In theory, these rates should pass through to the rates that banks and nonbanks offer in other markets. In practice, however, these entities appear reluctant to follow a rate hike by the Federal Reserve with one of their own, limiting the effectiveness of this tool as well. Ricks also points out that the rate paid by the Federal Reserve to banks is higher than the rate paid by banks to their depositors, raising concern that taxpayers are subsidizing banks.

Ricks argues that infrastructure regulation would overcome the Federal Reserve’s predicament. After all, if the government had explicitly decided to outsource money creation to private entities, entrepreneurs would have bid for those bank charters. The winners would have paid the government, over a given period, the difference between what it would cost to finance their activities with private, nonbank agreements and what it actually costs to finance those same activities with deposit accounts—which they can only maintain by having a bank charter.

Because entrepreneurs would pay only this difference, Ricks concludes that they would be indifferent to the interest rate that the government requires to be paid on deposits. That issue would be between the government and depositors. In this way, the government would pursue monetary policy by setting interest rates directly, eliminating many of the problems that the Federal Reserve faces today.

The effectiveness of rate regulation also relies on entry restriction, a regulatory tool Ricks discusses in another paper. He notes that such restriction already exists in U.S. bank regulation: No person or entity can maintain deposits without a banking charter. Ricks argues that, given deposits’ role in creating money, such entry restriction serves to confine money creation to only the government and those private banks that agree to its terms.

As discussed, a central bank can set monetary policy through reserve requirements and interest payments on reserves. But when any kind of entity has the right to “create” money through lending, Ricks notes that the Federal Reserve’s rules for banks will impact only a fraction of the greater universe of money creators, significantly hampering its ability to implement monetary policy.

In addition to controlling rates and entry, traditional infrastructure regulation often includes universal service requirements. Ricks argues that similar requirements are needed in the financial sector because 28 percent of Americans are unbanked or underbanked, meaning that they rely entirely or in significant part on expensive nonbank services to cash checks or otherwise transact money.

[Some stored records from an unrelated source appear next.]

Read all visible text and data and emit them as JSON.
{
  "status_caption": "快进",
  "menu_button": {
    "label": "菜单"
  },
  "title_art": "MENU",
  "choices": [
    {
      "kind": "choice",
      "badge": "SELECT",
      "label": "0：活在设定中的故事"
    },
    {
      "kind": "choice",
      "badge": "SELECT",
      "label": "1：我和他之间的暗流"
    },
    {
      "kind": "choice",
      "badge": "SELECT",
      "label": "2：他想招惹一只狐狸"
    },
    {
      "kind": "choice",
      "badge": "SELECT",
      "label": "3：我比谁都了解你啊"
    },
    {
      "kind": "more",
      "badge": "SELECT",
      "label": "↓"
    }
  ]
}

Market forces alone might require extending banking services to only those customers who cover their cost to banks by paying fees. But Ricks argues that this view ignores the spillover benefits that universal access could produce for all of society, such as increasing the unbanked and underbanked customers’ participation in the national economy.

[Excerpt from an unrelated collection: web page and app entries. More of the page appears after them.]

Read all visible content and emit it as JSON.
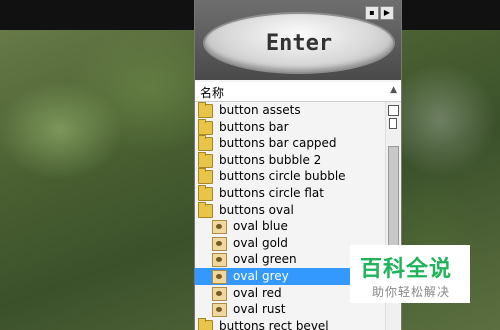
{
  "preview": {
    "button_label": "Enter"
  },
  "list_header": {
    "column_label": "名称"
  },
  "items": [
    {
      "label": "button assets",
      "type": "folder",
      "indent": 0,
      "selected": false
    },
    {
      "label": "buttons bar",
      "type": "folder",
      "indent": 0,
      "selected": false
    },
    {
      "label": "buttons bar capped",
      "type": "folder",
      "indent": 0,
      "selected": false
    },
    {
      "label": "buttons bubble 2",
      "type": "folder",
      "indent": 0,
      "selected": false
    },
    {
      "label": "buttons circle bubble",
      "type": "folder",
      "indent": 0,
      "selected": false
    },
    {
      "label": "buttons circle flat",
      "type": "folder",
      "indent": 0,
      "selected": false
    },
    {
      "label": "buttons oval",
      "type": "folder",
      "indent": 0,
      "selected": false
    },
    {
      "label": "oval blue",
      "type": "style",
      "indent": 1,
      "selected": false
    },
    {
      "label": "oval gold",
      "type": "style",
      "indent": 1,
      "selected": false
    },
    {
      "label": "oval green",
      "type": "style",
      "indent": 1,
      "selected": false
    },
    {
      "label": "oval grey",
      "type": "style",
      "indent": 1,
      "selected": true
    },
    {
      "label": "oval red",
      "type": "style",
      "indent": 1,
      "selected": false
    },
    {
      "label": "oval rust",
      "type": "style",
      "indent": 1,
      "selected": false
    },
    {
      "label": "buttons rect bevel",
      "type": "folder",
      "indent": 0,
      "selected": false
    }
  ],
  "watermark": {
    "title": "百科全说",
    "subtitle": "助你轻松解决"
  },
  "colors": {
    "selection": "#3399ff",
    "watermark_green": "#1fb35a"
  }
}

Ricks finds ample historical support for universal access in the cases of electric and gas utilities, telecommunications, and transportation. Expanding access in those sectors facilitated spillover effects that were in fact more efficient than excluding swaths of the population from accessing the infrastructure in question.

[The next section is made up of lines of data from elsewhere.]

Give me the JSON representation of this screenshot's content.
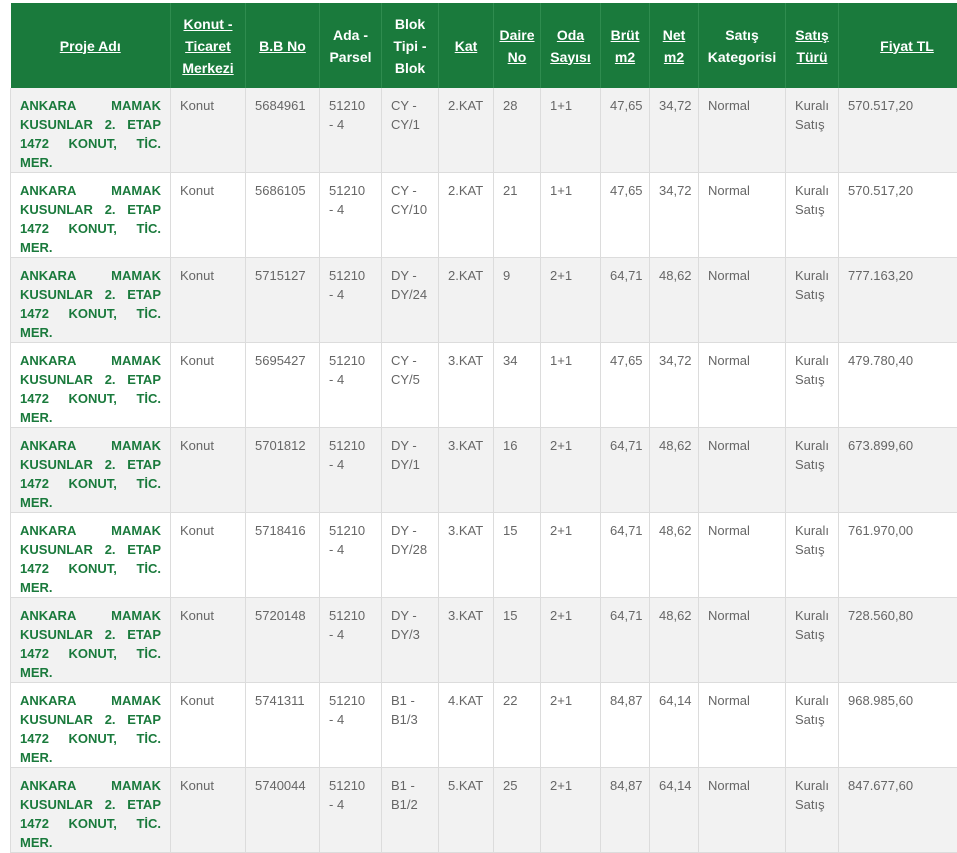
{
  "table": {
    "headers": [
      {
        "key": "proje",
        "label": "Proje Adı",
        "sortable": true
      },
      {
        "key": "konut",
        "label": "Konut - Ticaret Merkezi",
        "sortable": true
      },
      {
        "key": "bb",
        "label": "B.B No",
        "sortable": true
      },
      {
        "key": "ada",
        "label": "Ada - Parsel",
        "sortable": false
      },
      {
        "key": "blok",
        "label": "Blok Tipi - Blok",
        "sortable": false
      },
      {
        "key": "kat",
        "label": "Kat",
        "sortable": true
      },
      {
        "key": "daire",
        "label": "Daire No",
        "sortable": true
      },
      {
        "key": "oda",
        "label": "Oda Sayısı",
        "sortable": true
      },
      {
        "key": "brut",
        "label": "Brüt m2",
        "sortable": true
      },
      {
        "key": "net",
        "label": "Net m2",
        "sortable": true
      },
      {
        "key": "kategori",
        "label": "Satış Kategorisi",
        "sortable": false
      },
      {
        "key": "tur",
        "label": "Satış Türü",
        "sortable": true
      },
      {
        "key": "fiyat",
        "label": "Fiyat TL",
        "sortable": true
      }
    ],
    "rows": [
      {
        "proje": "ANKARA MAMAK KUSUNLAR 2. ETAP 1472 KONUT, TİC. MER.",
        "konut": "Konut",
        "bb": "5684961",
        "ada": "51210 - 4",
        "blok": "CY - CY/1",
        "kat": "2.KAT",
        "daire": "28",
        "oda": "1+1",
        "brut": "47,65",
        "net": "34,72",
        "kategori": "Normal",
        "tur": "Kuralı Satış",
        "fiyat": "570.517,20"
      },
      {
        "proje": "ANKARA MAMAK KUSUNLAR 2. ETAP 1472 KONUT, TİC. MER.",
        "konut": "Konut",
        "bb": "5686105",
        "ada": "51210 - 4",
        "blok": "CY - CY/10",
        "kat": "2.KAT",
        "daire": "21",
        "oda": "1+1",
        "brut": "47,65",
        "net": "34,72",
        "kategori": "Normal",
        "tur": "Kuralı Satış",
        "fiyat": "570.517,20"
      },
      {
        "proje": "ANKARA MAMAK KUSUNLAR 2. ETAP 1472 KONUT, TİC. MER.",
        "konut": "Konut",
        "bb": "5715127",
        "ada": "51210 - 4",
        "blok": "DY - DY/24",
        "kat": "2.KAT",
        "daire": "9",
        "oda": "2+1",
        "brut": "64,71",
        "net": "48,62",
        "kategori": "Normal",
        "tur": "Kuralı Satış",
        "fiyat": "777.163,20"
      },
      {
        "proje": "ANKARA MAMAK KUSUNLAR 2. ETAP 1472 KONUT, TİC. MER.",
        "konut": "Konut",
        "bb": "5695427",
        "ada": "51210 - 4",
        "blok": "CY - CY/5",
        "kat": "3.KAT",
        "daire": "34",
        "oda": "1+1",
        "brut": "47,65",
        "net": "34,72",
        "kategori": "Normal",
        "tur": "Kuralı Satış",
        "fiyat": "479.780,40"
      },
      {
        "proje": "ANKARA MAMAK KUSUNLAR 2. ETAP 1472 KONUT, TİC. MER.",
        "konut": "Konut",
        "bb": "5701812",
        "ada": "51210 - 4",
        "blok": "DY - DY/1",
        "kat": "3.KAT",
        "daire": "16",
        "oda": "2+1",
        "brut": "64,71",
        "net": "48,62",
        "kategori": "Normal",
        "tur": "Kuralı Satış",
        "fiyat": "673.899,60"
      },
      {
        "proje": "ANKARA MAMAK KUSUNLAR 2. ETAP 1472 KONUT, TİC. MER.",
        "konut": "Konut",
        "bb": "5718416",
        "ada": "51210 - 4",
        "blok": "DY - DY/28",
        "kat": "3.KAT",
        "daire": "15",
        "oda": "2+1",
        "brut": "64,71",
        "net": "48,62",
        "kategori": "Normal",
        "tur": "Kuralı Satış",
        "fiyat": "761.970,00"
      },
      {
        "proje": "ANKARA MAMAK KUSUNLAR 2. ETAP 1472 KONUT, TİC. MER.",
        "konut": "Konut",
        "bb": "5720148",
        "ada": "51210 - 4",
        "blok": "DY - DY/3",
        "kat": "3.KAT",
        "daire": "15",
        "oda": "2+1",
        "brut": "64,71",
        "net": "48,62",
        "kategori": "Normal",
        "tur": "Kuralı Satış",
        "fiyat": "728.560,80"
      },
      {
        "proje": "ANKARA MAMAK KUSUNLAR 2. ETAP 1472 KONUT, TİC. MER.",
        "konut": "Konut",
        "bb": "5741311",
        "ada": "51210 - 4",
        "blok": "B1 - B1/3",
        "kat": "4.KAT",
        "daire": "22",
        "oda": "2+1",
        "brut": "84,87",
        "net": "64,14",
        "kategori": "Normal",
        "tur": "Kuralı Satış",
        "fiyat": "968.985,60"
      },
      {
        "proje": "ANKARA MAMAK KUSUNLAR 2. ETAP 1472 KONUT, TİC. MER.",
        "konut": "Konut",
        "bb": "5740044",
        "ada": "51210 - 4",
        "blok": "B1 - B1/2",
        "kat": "5.KAT",
        "daire": "25",
        "oda": "2+1",
        "brut": "84,87",
        "net": "64,14",
        "kategori": "Normal",
        "tur": "Kuralı Satış",
        "fiyat": "847.677,60"
      }
    ]
  },
  "colors": {
    "header_bg": "#1a7a3c",
    "project_text": "#1a7a3c",
    "cell_text": "#666666",
    "row_alt": "#f2f2f2"
  }
}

Viewing money creation as a public activity, Ricks argues, suggests new regulatory solutions foreclosed by viewing it as a private enterprise—solutions that could produce more efficient and politically desirable outcomes than relying on private market forces alone. For Ricks, traditional infrastructure regulation offers a “proof-of-concept” that demonstrates that rate regulation, entry restriction, and universal service requirements could also succeed in regulating banks.